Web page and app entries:
-- -- --
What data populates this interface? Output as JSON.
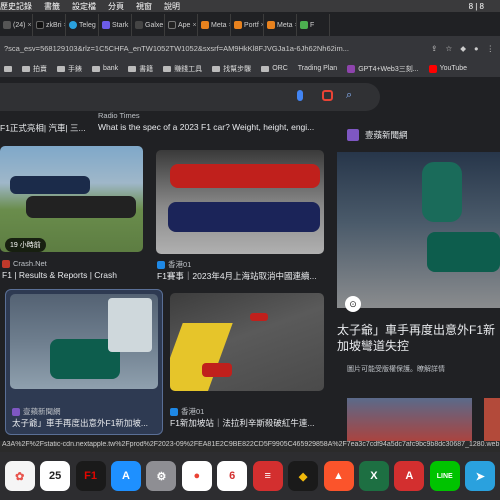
{
  "menubar": {
    "items": [
      "歷史記錄",
      "書籤",
      "設定檔",
      "分頁",
      "視窗",
      "說明"
    ],
    "right": "8 | 8"
  },
  "tabs": [
    {
      "label": "(24)",
      "color": "#555"
    },
    {
      "label": "zkBri",
      "color": "#111"
    },
    {
      "label": "Teleg",
      "color": "#2aa1de"
    },
    {
      "label": "Stark",
      "color": "#6c5ce7"
    },
    {
      "label": "Galxe",
      "color": "#444"
    },
    {
      "label": "Ape",
      "color": "#222"
    },
    {
      "label": "Meta",
      "color": "#e8821e"
    },
    {
      "label": "Portf",
      "color": "#e8821e"
    },
    {
      "label": "Meta",
      "color": "#e8821e"
    },
    {
      "label": "F",
      "color": "#4caf50"
    }
  ],
  "addressbar": {
    "url": "?sca_esv=568129103&rlz=1C5CHFA_enTW1052TW1052&sxsrf=AM9HkKl8FJVGJa1a-6Jh62Nh62im..."
  },
  "bookmarks": [
    "拍賣",
    "手錶",
    "bank",
    "書籍",
    "賺錢工具",
    "找幫步驟",
    "ORC",
    "Trading Plan",
    "GPT4+Web3三刻...",
    "YouTube"
  ],
  "results": {
    "snippet_left": "F1正式亮相| 汽車| 三...",
    "radio_source": "Radio Times",
    "radio_title": "What is the spec of a 2023 F1 car? Weight, height, engi..."
  },
  "cards": [
    {
      "source": "Crash.Net",
      "caption": "F1 | Results & Reports | Crash",
      "badge": "19 小時前"
    },
    {
      "source": "香港01",
      "caption": "F1賽事｜2023年4月上海站取消中國連續..."
    },
    {
      "source": "壹蘋新聞網",
      "caption": "太子爺」車手再度出意外F1新加坡..."
    },
    {
      "source": "香港01",
      "caption": "F1新加坡站｜法拉利辛斯殺破紅牛連..."
    }
  ],
  "panel": {
    "source": "壹蘋新聞網",
    "title": "太子爺」車手再度出意外F1新加坡彎道失控",
    "copyright": "圖片可能受版權保護。瞭解詳情"
  },
  "statusbar": {
    "url": "A3A%2F%2Fstatic-cdn.nextapple.tw%2Fprod%2F2023-09%2FEA81E2C9BE822CD5F9905C465929858A%2F7ea3c7cdf94a5dc7afc9bc9b8dc30687_1280.web"
  },
  "dock": [
    {
      "name": "photos",
      "label": "✿",
      "color": "#f5f5f5"
    },
    {
      "name": "calendar",
      "label": "25",
      "color": "#ffffff"
    },
    {
      "name": "f1-app",
      "label": "F1",
      "color": "#1a1a1a"
    },
    {
      "name": "app-store",
      "label": "A",
      "color": "#1e90ff"
    },
    {
      "name": "system-settings",
      "label": "⚙",
      "color": "#8e8e93"
    },
    {
      "name": "chrome",
      "label": "●",
      "color": "#ffffff"
    },
    {
      "name": "app-6",
      "label": "6",
      "color": "#ffffff"
    },
    {
      "name": "app-red-square",
      "label": "≡",
      "color": "#d32f2f"
    },
    {
      "name": "binance",
      "label": "◆",
      "color": "#1a1a1a"
    },
    {
      "name": "brave",
      "label": "▲",
      "color": "#fb542b"
    },
    {
      "name": "excel",
      "label": "X",
      "color": "#1d6f42"
    },
    {
      "name": "acrobat",
      "label": "A",
      "color": "#d32f2f"
    },
    {
      "name": "line",
      "label": "LINE",
      "color": "#00c300"
    },
    {
      "name": "telegram",
      "label": "➤",
      "color": "#2aa1de"
    }
  ]
}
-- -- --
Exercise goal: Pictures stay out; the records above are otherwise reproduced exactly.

Result for this task:
What data populates this interface? Output as JSON.
{
  "menubar": {
    "items": [
      "歷史記錄",
      "書籤",
      "設定檔",
      "分頁",
      "視窗",
      "說明"
    ],
    "right": "8 | 8"
  },
  "tabs": [
    {
      "label": "(24)",
      "color": "#555"
    },
    {
      "label": "zkBri",
      "color": "#111"
    },
    {
      "label": "Teleg",
      "color": "#2aa1de"
    },
    {
      "label": "Stark",
      "color": "#6c5ce7"
    },
    {
      "label": "Galxe",
      "color": "#444"
    },
    {
      "label": "Ape",
      "color": "#222"
    },
    {
      "label": "Meta",
      "color": "#e8821e"
    },
    {
      "label": "Portf",
      "color": "#e8821e"
    },
    {
      "label": "Meta",
      "color": "#e8821e"
    },
    {
      "label": "F",
      "color": "#4caf50"
    }
  ],
  "addressbar": {
    "url": "?sca_esv=568129103&rlz=1C5CHFA_enTW1052TW1052&sxsrf=AM9HkKl8FJVGJa1a-6Jh62Nh62im..."
  },
  "bookmarks": [
    "拍賣",
    "手錶",
    "bank",
    "書籍",
    "賺錢工具",
    "找幫步驟",
    "ORC",
    "Trading Plan",
    "GPT4+Web3三刻...",
    "YouTube"
  ],
  "results": {
    "snippet_left": "F1正式亮相| 汽車| 三...",
    "radio_source": "Radio Times",
    "radio_title": "What is the spec of a 2023 F1 car? Weight, height, engi..."
  },
  "cards": [
    {
      "source": "Crash.Net",
      "caption": "F1 | Results & Reports | Crash",
      "badge": "19 小時前"
    },
    {
      "source": "香港01",
      "caption": "F1賽事｜2023年4月上海站取消中國連續..."
    },
    {
      "source": "壹蘋新聞網",
      "caption": "太子爺」車手再度出意外F1新加坡..."
    },
    {
      "source": "香港01",
      "caption": "F1新加坡站｜法拉利辛斯殺破紅牛連..."
    }
  ],
  "panel": {
    "source": "壹蘋新聞網",
    "title": "太子爺」車手再度出意外F1新加坡彎道失控",
    "copyright": "圖片可能受版權保護。瞭解詳情"
  },
  "statusbar": {
    "url": "A3A%2F%2Fstatic-cdn.nextapple.tw%2Fprod%2F2023-09%2FEA81E2C9BE822CD5F9905C465929858A%2F7ea3c7cdf94a5dc7afc9bc9b8dc30687_1280.web"
  },
  "dock": [
    {
      "name": "photos",
      "label": "✿",
      "color": "#f5f5f5"
    },
    {
      "name": "calendar",
      "label": "25",
      "color": "#ffffff"
    },
    {
      "name": "f1-app",
      "label": "F1",
      "color": "#1a1a1a"
    },
    {
      "name": "app-store",
      "label": "A",
      "color": "#1e90ff"
    },
    {
      "name": "system-settings",
      "label": "⚙",
      "color": "#8e8e93"
    },
    {
      "name": "chrome",
      "label": "●",
      "color": "#ffffff"
    },
    {
      "name": "app-6",
      "label": "6",
      "color": "#ffffff"
    },
    {
      "name": "app-red-square",
      "label": "≡",
      "color": "#d32f2f"
    },
    {
      "name": "binance",
      "label": "◆",
      "color": "#1a1a1a"
    },
    {
      "name": "brave",
      "label": "▲",
      "color": "#fb542b"
    },
    {
      "name": "excel",
      "label": "X",
      "color": "#1d6f42"
    },
    {
      "name": "acrobat",
      "label": "A",
      "color": "#d32f2f"
    },
    {
      "name": "line",
      "label": "LINE",
      "color": "#00c300"
    },
    {
      "name": "telegram",
      "label": "➤",
      "color": "#2aa1de"
    }
  ]
}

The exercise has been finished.